Is my baby at risk of getting measles?
It’s rare for babies and children in the UK to get measles. This is because so many children are protected against measles by the measles, mumps and rubella (MMR) vaccine.

If your baby hasn’t had the MMR vaccine, he does have a small chance of catching this nasty viral illness. Measles outbreaks still occur in areas of the UK where take-up of the MMR has been low, so it’s important to immunise your baby.

How might my baby catch measles?
Measles is caused by the rubeola virus. When someone who has the virus sneezes or coughs, tiny droplets containing the virus spray into the air. The droplets stay active for two hours in the air, or on a surface. If your baby comes into contact with these droplets, he can become infected. He can also catch measles from having contact with the skin of someone who has the virus.

Being in the same room for at least 15 minutes as someone who has measles, or having face-to-face contact with them, is enough to expose your baby to the virus.

If your baby hasn’t been immunised, and hasn’t had measles before, he is likely to catch it if he is exposed to it. Nine out of 10 children in these circumstances catch measles.

Once your baby has caught the measles virus, it can take about 10 days for him to show any symptoms. If you know that your baby has been exposed to the measles virus, he can be treated to prevent it from developing. You will need to take him to the doctor within three days of him being exposed to it.

Five babies at suburban Chicago daycare center have measles Test results for the other three cases are still pending, but they have been diagnosed based on clinical and epidemiological criteria, officials said.

On the advice of health officials, the KinderCare center is excluding until Feb. 24 unvaccinated children and staff who may have been exposed to the virus, according to a statement from Knowledge Universe, KinderCare’s parent company. The center was given a “deep clean” on Wednesday night, the statement said.

Measles is a highly contagious respiratory disease that causes fever, red and sore eyes, runny nose, cough and a rash. It can be fatal in some cases.

Measles was declared eliminated in the United States in 2000 after decades of intensive childhood vaccine efforts.

Five babies at suburban Chicago daycare center have measles The measles outbreak has renewed a debate over the so-called anti-vaccination movement in which fears about potential side effects of vaccines, fueled by now-debunked research suggesting a link to autism, have led a minority of parents to not have their children inoculated.
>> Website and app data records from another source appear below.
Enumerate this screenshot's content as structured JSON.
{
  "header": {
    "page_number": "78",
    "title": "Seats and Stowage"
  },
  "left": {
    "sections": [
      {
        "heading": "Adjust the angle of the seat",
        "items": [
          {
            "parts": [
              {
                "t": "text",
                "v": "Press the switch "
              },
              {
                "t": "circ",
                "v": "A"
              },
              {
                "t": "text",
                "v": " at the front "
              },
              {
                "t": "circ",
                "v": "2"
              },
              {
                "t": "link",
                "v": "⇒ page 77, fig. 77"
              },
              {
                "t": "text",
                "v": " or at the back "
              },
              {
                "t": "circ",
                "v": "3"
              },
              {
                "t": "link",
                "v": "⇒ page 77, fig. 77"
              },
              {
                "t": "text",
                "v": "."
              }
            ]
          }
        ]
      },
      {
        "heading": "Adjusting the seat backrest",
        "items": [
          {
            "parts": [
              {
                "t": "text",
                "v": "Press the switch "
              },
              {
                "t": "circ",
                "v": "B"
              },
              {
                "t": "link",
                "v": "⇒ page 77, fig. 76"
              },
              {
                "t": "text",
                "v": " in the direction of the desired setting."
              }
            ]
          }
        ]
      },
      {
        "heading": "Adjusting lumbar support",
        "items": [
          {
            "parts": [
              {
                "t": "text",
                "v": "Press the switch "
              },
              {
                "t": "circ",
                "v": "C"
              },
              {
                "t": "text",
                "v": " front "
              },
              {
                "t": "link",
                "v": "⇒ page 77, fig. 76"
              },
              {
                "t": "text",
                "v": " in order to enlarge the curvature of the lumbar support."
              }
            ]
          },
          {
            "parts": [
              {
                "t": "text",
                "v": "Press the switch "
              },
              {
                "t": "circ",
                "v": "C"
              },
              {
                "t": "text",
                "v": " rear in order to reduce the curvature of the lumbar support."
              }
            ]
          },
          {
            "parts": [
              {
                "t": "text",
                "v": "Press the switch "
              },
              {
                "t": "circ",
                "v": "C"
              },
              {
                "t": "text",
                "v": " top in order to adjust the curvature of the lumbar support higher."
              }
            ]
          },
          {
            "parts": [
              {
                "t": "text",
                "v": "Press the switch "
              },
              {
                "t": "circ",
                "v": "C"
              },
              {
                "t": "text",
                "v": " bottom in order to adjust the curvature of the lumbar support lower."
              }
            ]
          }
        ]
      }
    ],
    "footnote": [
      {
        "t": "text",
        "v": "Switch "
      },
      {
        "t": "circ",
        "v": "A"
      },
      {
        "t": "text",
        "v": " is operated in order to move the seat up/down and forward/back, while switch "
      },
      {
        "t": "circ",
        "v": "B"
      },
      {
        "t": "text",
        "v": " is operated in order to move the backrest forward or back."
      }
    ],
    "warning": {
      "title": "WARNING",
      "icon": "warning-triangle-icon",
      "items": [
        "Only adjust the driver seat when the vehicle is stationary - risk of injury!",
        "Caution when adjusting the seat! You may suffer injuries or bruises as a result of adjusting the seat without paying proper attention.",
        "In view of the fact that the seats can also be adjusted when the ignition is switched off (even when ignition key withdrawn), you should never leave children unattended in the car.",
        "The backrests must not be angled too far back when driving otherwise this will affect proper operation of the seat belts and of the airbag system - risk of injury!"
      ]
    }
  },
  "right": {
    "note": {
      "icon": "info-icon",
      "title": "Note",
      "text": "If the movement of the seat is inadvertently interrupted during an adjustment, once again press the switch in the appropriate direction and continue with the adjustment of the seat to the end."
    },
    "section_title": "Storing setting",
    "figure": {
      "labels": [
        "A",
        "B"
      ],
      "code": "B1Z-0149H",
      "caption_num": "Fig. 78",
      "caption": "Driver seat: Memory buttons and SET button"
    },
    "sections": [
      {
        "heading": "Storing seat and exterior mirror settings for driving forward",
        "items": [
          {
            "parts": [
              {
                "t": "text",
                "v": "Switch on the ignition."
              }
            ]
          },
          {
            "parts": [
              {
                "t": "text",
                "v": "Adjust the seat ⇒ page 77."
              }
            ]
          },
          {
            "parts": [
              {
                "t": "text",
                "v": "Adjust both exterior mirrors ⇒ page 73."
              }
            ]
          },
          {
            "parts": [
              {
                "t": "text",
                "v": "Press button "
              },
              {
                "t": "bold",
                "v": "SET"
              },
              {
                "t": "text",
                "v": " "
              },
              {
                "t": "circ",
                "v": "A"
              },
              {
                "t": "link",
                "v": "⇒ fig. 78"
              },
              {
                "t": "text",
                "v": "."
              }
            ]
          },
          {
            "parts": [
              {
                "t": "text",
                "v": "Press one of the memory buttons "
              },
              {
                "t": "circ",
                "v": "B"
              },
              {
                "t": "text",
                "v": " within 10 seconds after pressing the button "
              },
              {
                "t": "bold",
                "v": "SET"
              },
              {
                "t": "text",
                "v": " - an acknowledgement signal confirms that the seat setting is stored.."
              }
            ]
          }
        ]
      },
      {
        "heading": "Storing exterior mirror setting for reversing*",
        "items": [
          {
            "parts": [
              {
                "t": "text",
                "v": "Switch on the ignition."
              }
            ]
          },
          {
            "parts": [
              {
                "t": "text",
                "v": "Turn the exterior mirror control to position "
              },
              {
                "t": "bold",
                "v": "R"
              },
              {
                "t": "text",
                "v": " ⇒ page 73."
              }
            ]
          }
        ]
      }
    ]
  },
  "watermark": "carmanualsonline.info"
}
Last year, the United States had 644 cases from 27 states, the most since 2000, according to the U.S. Centers for Disease Control and Prevention.


By Mary Wisniewski

Provided by ArmMed Media